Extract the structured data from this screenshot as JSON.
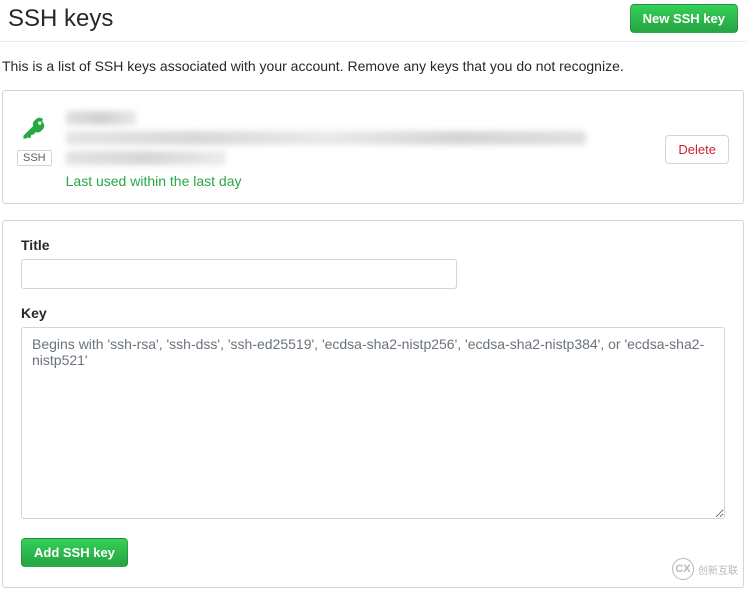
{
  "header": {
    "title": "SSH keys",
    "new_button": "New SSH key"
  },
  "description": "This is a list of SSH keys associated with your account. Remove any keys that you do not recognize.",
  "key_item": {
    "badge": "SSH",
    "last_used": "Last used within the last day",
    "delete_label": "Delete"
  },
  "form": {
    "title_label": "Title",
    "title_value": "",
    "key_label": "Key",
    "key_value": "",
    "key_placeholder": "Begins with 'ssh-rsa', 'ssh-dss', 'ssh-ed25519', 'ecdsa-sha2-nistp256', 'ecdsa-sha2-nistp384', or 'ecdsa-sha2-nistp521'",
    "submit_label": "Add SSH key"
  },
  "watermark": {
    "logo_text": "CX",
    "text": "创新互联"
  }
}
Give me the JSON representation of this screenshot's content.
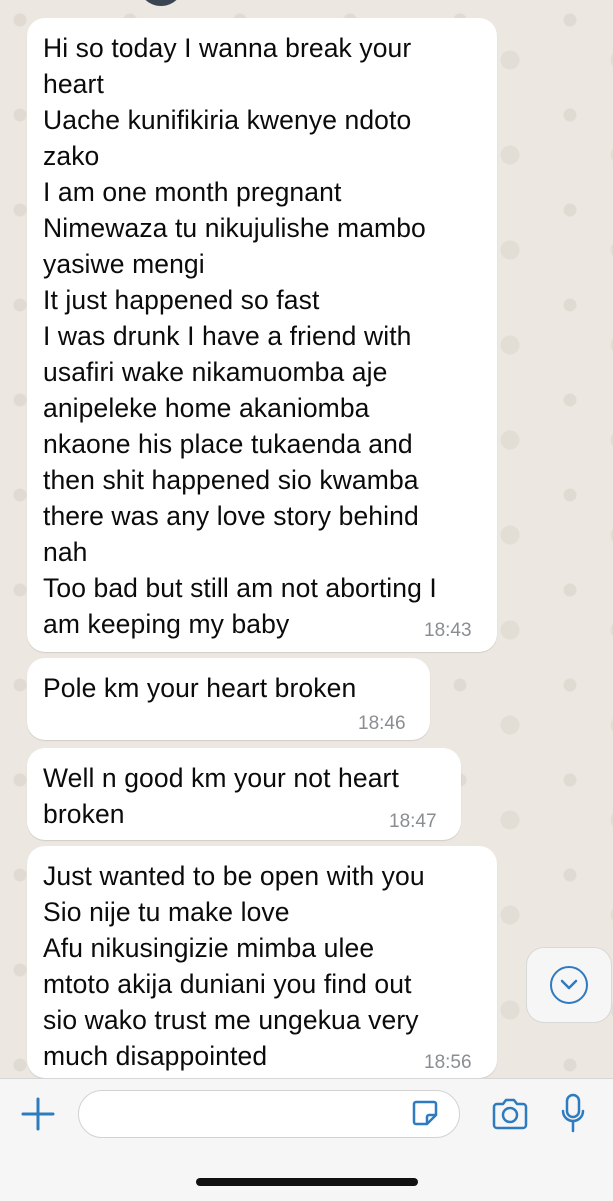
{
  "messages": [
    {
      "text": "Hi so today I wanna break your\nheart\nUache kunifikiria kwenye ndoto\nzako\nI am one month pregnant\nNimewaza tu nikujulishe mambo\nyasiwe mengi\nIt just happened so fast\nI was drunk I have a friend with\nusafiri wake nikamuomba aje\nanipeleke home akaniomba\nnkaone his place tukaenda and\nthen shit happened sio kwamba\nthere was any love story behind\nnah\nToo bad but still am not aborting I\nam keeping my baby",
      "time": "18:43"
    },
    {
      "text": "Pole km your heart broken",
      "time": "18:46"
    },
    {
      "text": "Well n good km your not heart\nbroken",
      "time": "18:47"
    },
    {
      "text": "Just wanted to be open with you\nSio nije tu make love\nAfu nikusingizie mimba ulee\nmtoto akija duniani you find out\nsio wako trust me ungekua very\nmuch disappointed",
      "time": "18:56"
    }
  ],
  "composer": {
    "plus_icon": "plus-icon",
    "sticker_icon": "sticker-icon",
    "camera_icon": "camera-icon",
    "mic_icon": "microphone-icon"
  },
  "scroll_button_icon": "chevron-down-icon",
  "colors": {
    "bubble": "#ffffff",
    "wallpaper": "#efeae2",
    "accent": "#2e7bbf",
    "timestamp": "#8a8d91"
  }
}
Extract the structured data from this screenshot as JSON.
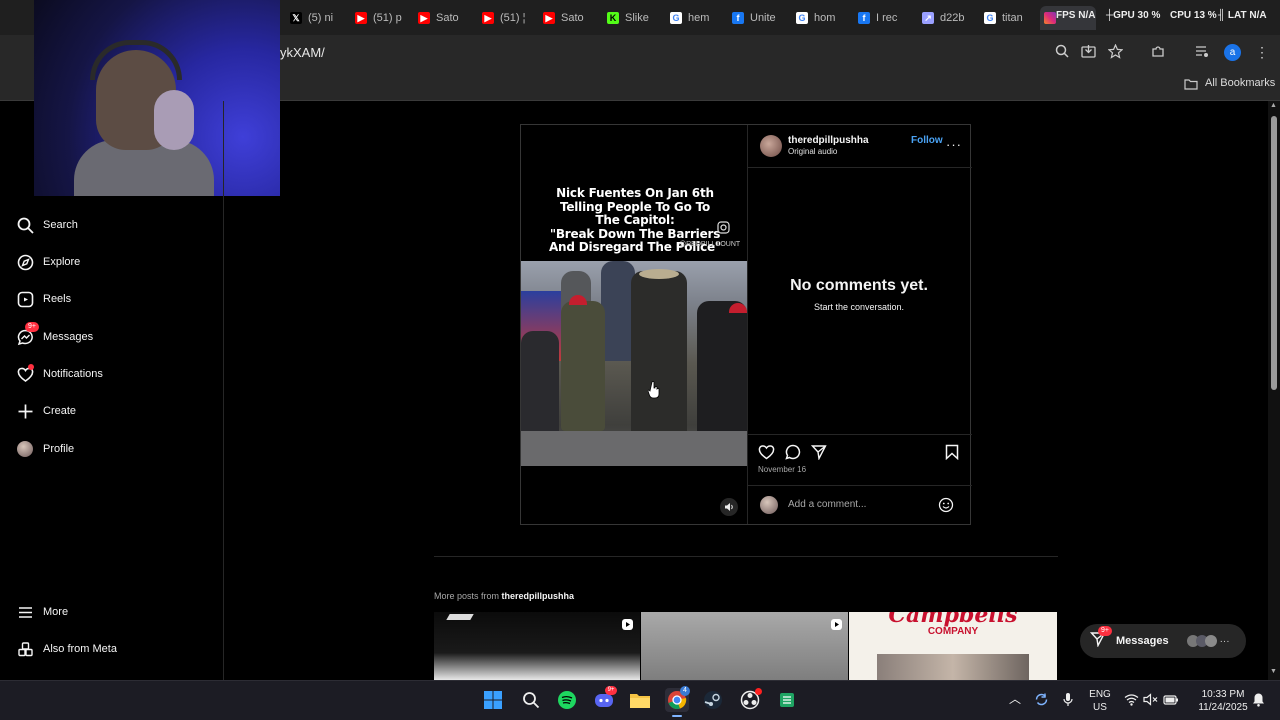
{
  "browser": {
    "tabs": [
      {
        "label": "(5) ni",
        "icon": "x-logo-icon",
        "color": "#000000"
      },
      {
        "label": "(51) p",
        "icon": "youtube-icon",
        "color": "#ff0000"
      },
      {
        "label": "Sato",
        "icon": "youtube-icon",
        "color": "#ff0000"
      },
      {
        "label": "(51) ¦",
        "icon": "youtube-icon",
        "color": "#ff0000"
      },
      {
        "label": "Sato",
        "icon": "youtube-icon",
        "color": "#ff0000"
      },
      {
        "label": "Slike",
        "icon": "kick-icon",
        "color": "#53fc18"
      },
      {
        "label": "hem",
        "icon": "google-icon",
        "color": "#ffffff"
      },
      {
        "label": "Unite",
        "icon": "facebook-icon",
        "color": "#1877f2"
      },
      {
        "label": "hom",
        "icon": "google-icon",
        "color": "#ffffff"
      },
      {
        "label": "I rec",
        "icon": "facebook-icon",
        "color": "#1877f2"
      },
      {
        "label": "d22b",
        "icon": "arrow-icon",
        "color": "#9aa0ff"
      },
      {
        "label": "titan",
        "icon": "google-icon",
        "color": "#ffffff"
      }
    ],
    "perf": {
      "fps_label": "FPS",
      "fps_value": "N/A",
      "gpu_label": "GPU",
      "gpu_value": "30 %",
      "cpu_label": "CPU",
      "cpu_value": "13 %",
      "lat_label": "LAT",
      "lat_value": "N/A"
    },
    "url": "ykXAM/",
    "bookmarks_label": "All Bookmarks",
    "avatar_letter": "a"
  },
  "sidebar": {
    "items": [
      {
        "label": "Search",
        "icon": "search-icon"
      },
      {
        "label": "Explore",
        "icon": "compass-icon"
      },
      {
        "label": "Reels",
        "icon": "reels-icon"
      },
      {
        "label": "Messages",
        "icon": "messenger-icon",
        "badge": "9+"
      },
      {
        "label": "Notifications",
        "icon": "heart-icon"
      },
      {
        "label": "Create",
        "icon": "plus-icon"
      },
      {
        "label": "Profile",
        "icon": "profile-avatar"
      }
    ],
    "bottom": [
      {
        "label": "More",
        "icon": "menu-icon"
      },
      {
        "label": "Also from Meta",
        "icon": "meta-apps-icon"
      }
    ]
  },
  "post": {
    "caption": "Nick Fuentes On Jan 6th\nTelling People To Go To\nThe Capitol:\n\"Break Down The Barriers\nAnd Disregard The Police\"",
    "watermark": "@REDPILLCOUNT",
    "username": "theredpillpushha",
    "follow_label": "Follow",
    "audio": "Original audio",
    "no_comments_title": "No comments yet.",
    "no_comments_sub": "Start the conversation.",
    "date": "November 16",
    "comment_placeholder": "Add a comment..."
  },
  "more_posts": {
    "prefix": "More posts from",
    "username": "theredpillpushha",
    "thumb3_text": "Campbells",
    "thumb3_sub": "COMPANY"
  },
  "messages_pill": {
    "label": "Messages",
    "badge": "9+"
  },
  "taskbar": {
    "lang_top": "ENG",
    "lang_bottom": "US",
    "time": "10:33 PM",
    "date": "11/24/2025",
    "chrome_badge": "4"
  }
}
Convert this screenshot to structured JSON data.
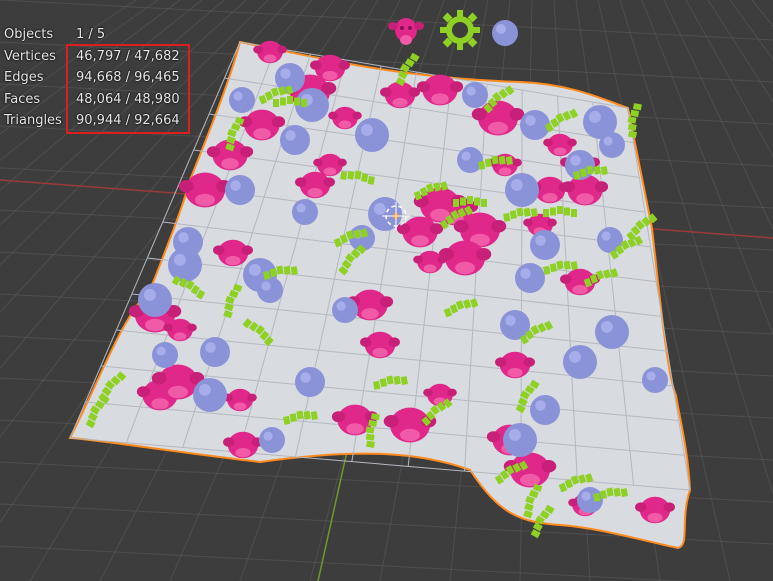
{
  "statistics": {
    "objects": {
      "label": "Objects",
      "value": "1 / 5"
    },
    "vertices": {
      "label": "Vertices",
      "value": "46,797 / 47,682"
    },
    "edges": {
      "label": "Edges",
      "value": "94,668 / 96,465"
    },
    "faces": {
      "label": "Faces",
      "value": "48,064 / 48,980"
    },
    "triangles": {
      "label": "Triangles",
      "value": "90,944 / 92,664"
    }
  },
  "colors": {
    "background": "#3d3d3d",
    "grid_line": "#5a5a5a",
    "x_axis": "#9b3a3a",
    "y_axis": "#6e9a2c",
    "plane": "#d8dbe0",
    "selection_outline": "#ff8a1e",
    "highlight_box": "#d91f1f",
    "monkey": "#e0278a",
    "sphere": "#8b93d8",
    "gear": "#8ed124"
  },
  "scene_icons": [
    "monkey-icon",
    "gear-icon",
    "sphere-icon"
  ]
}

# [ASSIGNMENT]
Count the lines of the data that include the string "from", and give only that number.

# [TASK RESULT]
4